EXERCISE GOAL: Reproduce the records below exactly; the images should not appear.

++++ TASK INPUTS

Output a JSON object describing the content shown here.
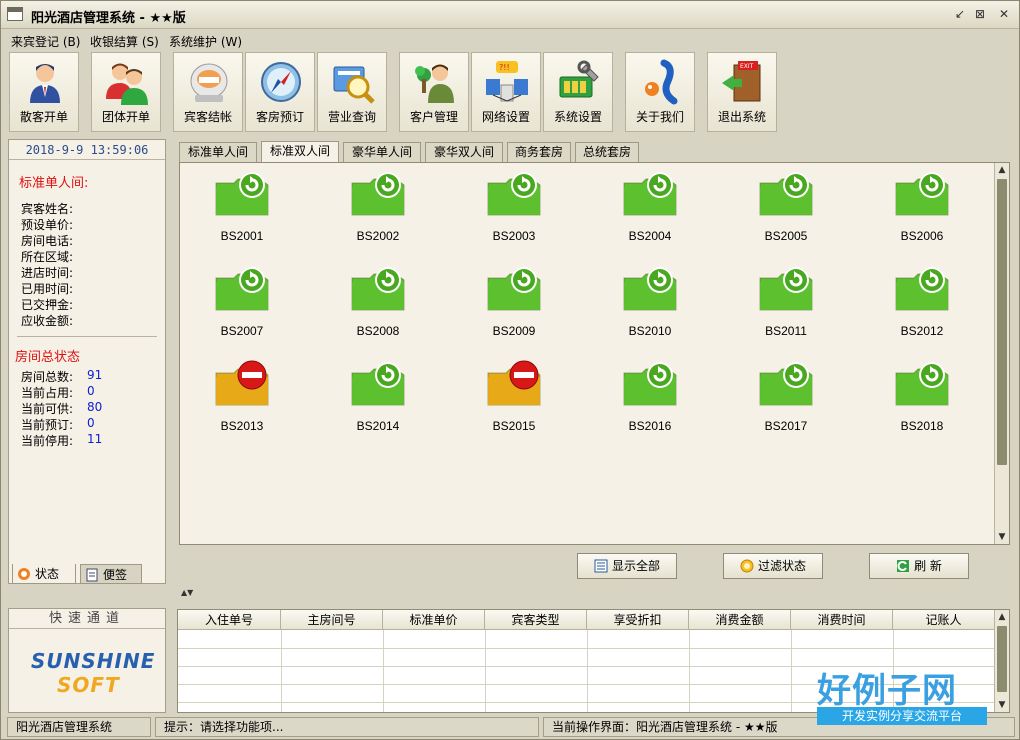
{
  "window": {
    "title": "阳光酒店管理系统 - ★★版",
    "buttons": [
      "↙",
      "⊠",
      "✕"
    ]
  },
  "menu": [
    {
      "label": "来宾登记 (B)"
    },
    {
      "label": "收银结算 (S)"
    },
    {
      "label": "系统维护 (W)"
    }
  ],
  "toolbar": [
    {
      "label": "散客开单",
      "icon": "single-guest-icon"
    },
    {
      "label": "团体开单",
      "icon": "group-guest-icon"
    },
    {
      "label": "宾客结帐",
      "icon": "checkout-icon"
    },
    {
      "label": "客房预订",
      "icon": "compass-icon"
    },
    {
      "label": "营业查询",
      "icon": "search-magnifier-icon"
    },
    {
      "label": "客户管理",
      "icon": "customer-icon"
    },
    {
      "label": "网络设置",
      "icon": "network-icon"
    },
    {
      "label": "系统设置",
      "icon": "settings-icon"
    },
    {
      "label": "关于我们",
      "icon": "about-icon"
    },
    {
      "label": "退出系统",
      "icon": "exit-door-icon"
    }
  ],
  "left": {
    "datetime": "2018-9-9  13:59:06",
    "room_section_title": "标准单人间:",
    "room_fields": [
      "宾客姓名:",
      "预设单价:",
      "房间电话:",
      "所在区域:",
      "进店时间:",
      "已用时间:",
      "已交押金:",
      "应收金额:"
    ],
    "status_title": "房间总状态",
    "status_fields": [
      {
        "label": "房间总数:",
        "value": "91"
      },
      {
        "label": "当前占用:",
        "value": "0"
      },
      {
        "label": "当前可供:",
        "value": "80"
      },
      {
        "label": "当前预订:",
        "value": "0"
      },
      {
        "label": "当前停用:",
        "value": "11"
      }
    ],
    "tabs": [
      "状态",
      "便签"
    ],
    "quick_title": "快速通道",
    "brand_line1": "SUNSHINE",
    "brand_line2": "SOFT"
  },
  "room_tabs": [
    "标准单人间",
    "标准双人间",
    "豪华单人间",
    "豪华双人间",
    "商务套房",
    "总统套房"
  ],
  "active_room_tab": 1,
  "rooms": [
    {
      "id": "BS2001",
      "status": "available"
    },
    {
      "id": "BS2002",
      "status": "available"
    },
    {
      "id": "BS2003",
      "status": "available"
    },
    {
      "id": "BS2004",
      "status": "available"
    },
    {
      "id": "BS2005",
      "status": "available"
    },
    {
      "id": "BS2006",
      "status": "available"
    },
    {
      "id": "BS2007",
      "status": "available"
    },
    {
      "id": "BS2008",
      "status": "available"
    },
    {
      "id": "BS2009",
      "status": "available"
    },
    {
      "id": "BS2010",
      "status": "available"
    },
    {
      "id": "BS2011",
      "status": "available"
    },
    {
      "id": "BS2012",
      "status": "available"
    },
    {
      "id": "BS2013",
      "status": "disabled"
    },
    {
      "id": "BS2014",
      "status": "available"
    },
    {
      "id": "BS2015",
      "status": "disabled"
    },
    {
      "id": "BS2016",
      "status": "available"
    },
    {
      "id": "BS2017",
      "status": "available"
    },
    {
      "id": "BS2018",
      "status": "available"
    }
  ],
  "actions": [
    {
      "label": "显示全部",
      "icon": "list-icon"
    },
    {
      "label": "过滤状态",
      "icon": "filter-icon"
    },
    {
      "label": "刷  新",
      "icon": "refresh-icon"
    }
  ],
  "grid_columns": [
    "入住单号",
    "主房间号",
    "标准单价",
    "宾客类型",
    "享受折扣",
    "消费金额",
    "消费时间",
    "记账人"
  ],
  "status": {
    "app_name": "阳光酒店管理系统",
    "hint": "提示：请选择功能项...",
    "current": "当前操作界面：阳光酒店管理系统 - ★★版"
  },
  "watermark": {
    "big": "好例子网",
    "small": "开发实例分享交流平台"
  },
  "colors": {
    "available": "#5cc030",
    "disabled": "#e8a818",
    "stop_sign": "#d81818",
    "accent_red": "#e01010",
    "value_blue": "#1020d0"
  }
}
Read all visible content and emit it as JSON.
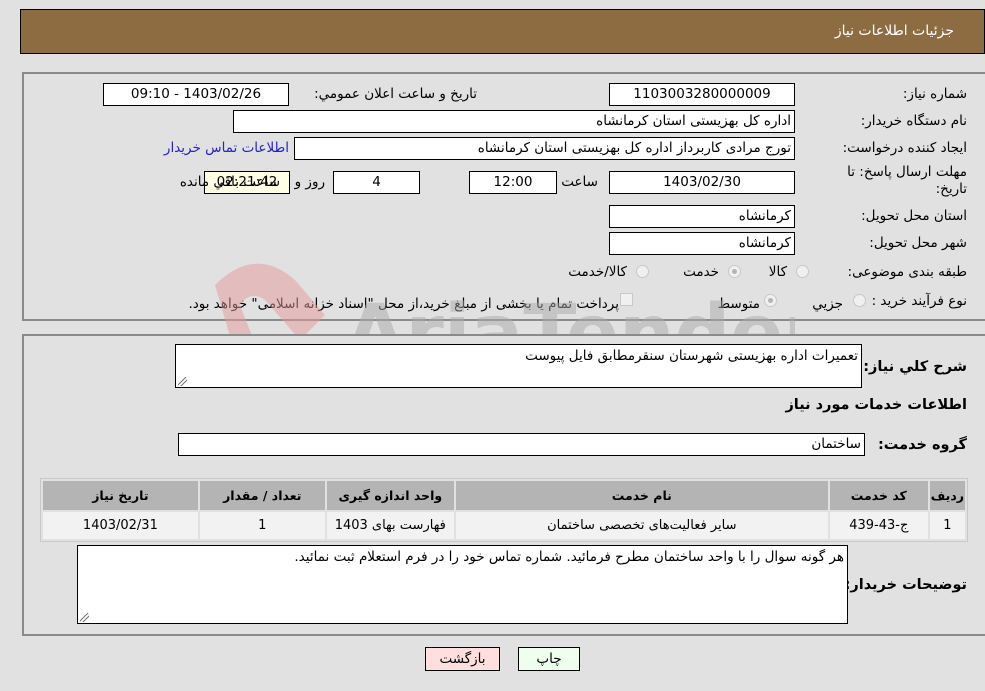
{
  "header": {
    "title": "جزئیات اطلاعات نیاز"
  },
  "form": {
    "need_number_label": "شماره نیاز:",
    "need_number": "1103003280000009",
    "announce_label": "تاريخ و ساعت اعلان عمومي:",
    "announce_value": "1403/02/26 - 09:10",
    "buyer_org_label": "نام دستگاه خريدار:",
    "buyer_org": "اداره کل بهزیستی استان کرمانشاه",
    "creator_label": "ايجاد کننده درخواست:",
    "creator": "تورج مرادی کاربرداز  اداره کل بهزیستی استان کرمانشاه",
    "buyer_contact_link": "اطلاعات تماس خريدار",
    "deadline_label": "مهلت ارسال پاسخ: تا تاریخ:",
    "deadline_date": "1403/02/30",
    "time_label": "ساعت",
    "deadline_time": "12:00",
    "days_value": "4",
    "days_label": "روز و",
    "remaining_time": "02:21:42",
    "remaining_label": "ساعت باقي مانده",
    "province_label": "استان محل تحویل:",
    "province": "کرمانشاه",
    "city_label": "شهر محل تحویل:",
    "city": "کرمانشاه",
    "category_label": "طبقه بندی موضوعی:",
    "category_options": [
      {
        "label": "کالا",
        "selected": false
      },
      {
        "label": "خدمت",
        "selected": true
      },
      {
        "label": "کالا/خدمت",
        "selected": false
      }
    ],
    "process_label": "نوع فرآیند خرید :",
    "process_options": [
      {
        "label": "جزيي",
        "selected": false
      },
      {
        "label": "متوسط",
        "selected": true
      }
    ],
    "treasury_checkbox_label": "پرداخت تمام یا بخشی از مبلغ خرید،از محل \"اسناد خزانه اسلامی\" خواهد بود.",
    "treasury_checked": false
  },
  "details": {
    "description_label": "شرح کلي نياز:",
    "description": "تعمیرات اداره بهزیستی شهرستان سنقرمطابق فایل پیوست",
    "services_heading": "اطلاعات خدمات مورد نياز",
    "service_group_label": "گروه خدمت:",
    "service_group": "ساختمان",
    "table": {
      "headers": [
        "رديف",
        "کد خدمت",
        "نام خدمت",
        "واحد اندازه گیری",
        "تعداد / مقدار",
        "تاریخ نیاز"
      ],
      "rows": [
        [
          "1",
          "ج-43-439",
          "سایر فعالیت‌های تخصصی ساختمان",
          "فهارست بهای 1403",
          "1",
          "1403/02/31"
        ]
      ]
    },
    "buyer_notes_label": "توضيحات خريدار:",
    "buyer_notes": "هر گونه سوال را با واحد ساختمان مطرح فرمائید. شماره تماس خود را  در فرم استعلام ثبت نمائید."
  },
  "buttons": {
    "print": "چاپ",
    "back": "بازگشت"
  },
  "watermark": {
    "text": "AriaTender.neT"
  },
  "colors": {
    "header_bg": "#8d6c42",
    "print_bg": "#eeffee",
    "back_bg": "#ffdede",
    "link": "#2222cc"
  }
}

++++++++

COMPLETED EXERCISE:
Output a JSON object describing the content shown here.
{
  "window": {
    "title": "阳光酒店管理系统 - ★★版",
    "buttons": [
      "↙",
      "⊠",
      "✕"
    ]
  },
  "menu": [
    {
      "label": "来宾登记 (B)"
    },
    {
      "label": "收银结算 (S)"
    },
    {
      "label": "系统维护 (W)"
    }
  ],
  "toolbar": [
    {
      "label": "散客开单",
      "icon": "single-guest-icon"
    },
    {
      "label": "团体开单",
      "icon": "group-guest-icon"
    },
    {
      "label": "宾客结帐",
      "icon": "checkout-icon"
    },
    {
      "label": "客房预订",
      "icon": "compass-icon"
    },
    {
      "label": "营业查询",
      "icon": "search-magnifier-icon"
    },
    {
      "label": "客户管理",
      "icon": "customer-icon"
    },
    {
      "label": "网络设置",
      "icon": "network-icon"
    },
    {
      "label": "系统设置",
      "icon": "settings-icon"
    },
    {
      "label": "关于我们",
      "icon": "about-icon"
    },
    {
      "label": "退出系统",
      "icon": "exit-door-icon"
    }
  ],
  "left": {
    "datetime": "2018-9-9  13:59:06",
    "room_section_title": "标准单人间:",
    "room_fields": [
      "宾客姓名:",
      "预设单价:",
      "房间电话:",
      "所在区域:",
      "进店时间:",
      "已用时间:",
      "已交押金:",
      "应收金额:"
    ],
    "status_title": "房间总状态",
    "status_fields": [
      {
        "label": "房间总数:",
        "value": "91"
      },
      {
        "label": "当前占用:",
        "value": "0"
      },
      {
        "label": "当前可供:",
        "value": "80"
      },
      {
        "label": "当前预订:",
        "value": "0"
      },
      {
        "label": "当前停用:",
        "value": "11"
      }
    ],
    "tabs": [
      "状态",
      "便签"
    ],
    "quick_title": "快速通道",
    "brand_line1": "SUNSHINE",
    "brand_line2": "SOFT"
  },
  "room_tabs": [
    "标准单人间",
    "标准双人间",
    "豪华单人间",
    "豪华双人间",
    "商务套房",
    "总统套房"
  ],
  "active_room_tab": 1,
  "rooms": [
    {
      "id": "BS2001",
      "status": "available"
    },
    {
      "id": "BS2002",
      "status": "available"
    },
    {
      "id": "BS2003",
      "status": "available"
    },
    {
      "id": "BS2004",
      "status": "available"
    },
    {
      "id": "BS2005",
      "status": "available"
    },
    {
      "id": "BS2006",
      "status": "available"
    },
    {
      "id": "BS2007",
      "status": "available"
    },
    {
      "id": "BS2008",
      "status": "available"
    },
    {
      "id": "BS2009",
      "status": "available"
    },
    {
      "id": "BS2010",
      "status": "available"
    },
    {
      "id": "BS2011",
      "status": "available"
    },
    {
      "id": "BS2012",
      "status": "available"
    },
    {
      "id": "BS2013",
      "status": "disabled"
    },
    {
      "id": "BS2014",
      "status": "available"
    },
    {
      "id": "BS2015",
      "status": "disabled"
    },
    {
      "id": "BS2016",
      "status": "available"
    },
    {
      "id": "BS2017",
      "status": "available"
    },
    {
      "id": "BS2018",
      "status": "available"
    }
  ],
  "actions": [
    {
      "label": "显示全部",
      "icon": "list-icon"
    },
    {
      "label": "过滤状态",
      "icon": "filter-icon"
    },
    {
      "label": "刷  新",
      "icon": "refresh-icon"
    }
  ],
  "grid_columns": [
    "入住单号",
    "主房间号",
    "标准单价",
    "宾客类型",
    "享受折扣",
    "消费金额",
    "消费时间",
    "记账人"
  ],
  "status": {
    "app_name": "阳光酒店管理系统",
    "hint": "提示：请选择功能项...",
    "current": "当前操作界面：阳光酒店管理系统 - ★★版"
  },
  "watermark": {
    "big": "好例子网",
    "small": "开发实例分享交流平台"
  },
  "colors": {
    "available": "#5cc030",
    "disabled": "#e8a818",
    "stop_sign": "#d81818",
    "accent_red": "#e01010",
    "value_blue": "#1020d0"
  }
}
Read all visible content and emit it as JSON.
{
  "header": {
    "title": "جزئیات اطلاعات نیاز"
  },
  "form": {
    "need_number_label": "شماره نیاز:",
    "need_number": "1103003280000009",
    "announce_label": "تاريخ و ساعت اعلان عمومي:",
    "announce_value": "1403/02/26 - 09:10",
    "buyer_org_label": "نام دستگاه خريدار:",
    "buyer_org": "اداره کل بهزیستی استان کرمانشاه",
    "creator_label": "ايجاد کننده درخواست:",
    "creator": "تورج مرادی کاربرداز  اداره کل بهزیستی استان کرمانشاه",
    "buyer_contact_link": "اطلاعات تماس خريدار",
    "deadline_label": "مهلت ارسال پاسخ: تا تاریخ:",
    "deadline_date": "1403/02/30",
    "time_label": "ساعت",
    "deadline_time": "12:00",
    "days_value": "4",
    "days_label": "روز و",
    "remaining_time": "02:21:42",
    "remaining_label": "ساعت باقي مانده",
    "province_label": "استان محل تحویل:",
    "province": "کرمانشاه",
    "city_label": "شهر محل تحویل:",
    "city": "کرمانشاه",
    "category_label": "طبقه بندی موضوعی:",
    "category_options": [
      {
        "label": "کالا",
        "selected": false
      },
      {
        "label": "خدمت",
        "selected": true
      },
      {
        "label": "کالا/خدمت",
        "selected": false
      }
    ],
    "process_label": "نوع فرآیند خرید :",
    "process_options": [
      {
        "label": "جزيي",
        "selected": false
      },
      {
        "label": "متوسط",
        "selected": true
      }
    ],
    "treasury_checkbox_label": "پرداخت تمام یا بخشی از مبلغ خرید،از محل \"اسناد خزانه اسلامی\" خواهد بود.",
    "treasury_checked": false
  },
  "details": {
    "description_label": "شرح کلي نياز:",
    "description": "تعمیرات اداره بهزیستی شهرستان سنقرمطابق فایل پیوست",
    "services_heading": "اطلاعات خدمات مورد نياز",
    "service_group_label": "گروه خدمت:",
    "service_group": "ساختمان",
    "table": {
      "headers": [
        "رديف",
        "کد خدمت",
        "نام خدمت",
        "واحد اندازه گیری",
        "تعداد / مقدار",
        "تاریخ نیاز"
      ],
      "rows": [
        [
          "1",
          "ج-43-439",
          "سایر فعالیت‌های تخصصی ساختمان",
          "فهارست بهای 1403",
          "1",
          "1403/02/31"
        ]
      ]
    },
    "buyer_notes_label": "توضيحات خريدار:",
    "buyer_notes": "هر گونه سوال را با واحد ساختمان مطرح فرمائید. شماره تماس خود را  در فرم استعلام ثبت نمائید."
  },
  "buttons": {
    "print": "چاپ",
    "back": "بازگشت"
  },
  "watermark": {
    "text": "AriaTender.neT"
  },
  "colors": {
    "header_bg": "#8d6c42",
    "print_bg": "#eeffee",
    "back_bg": "#ffdede",
    "link": "#2222cc"
  }
}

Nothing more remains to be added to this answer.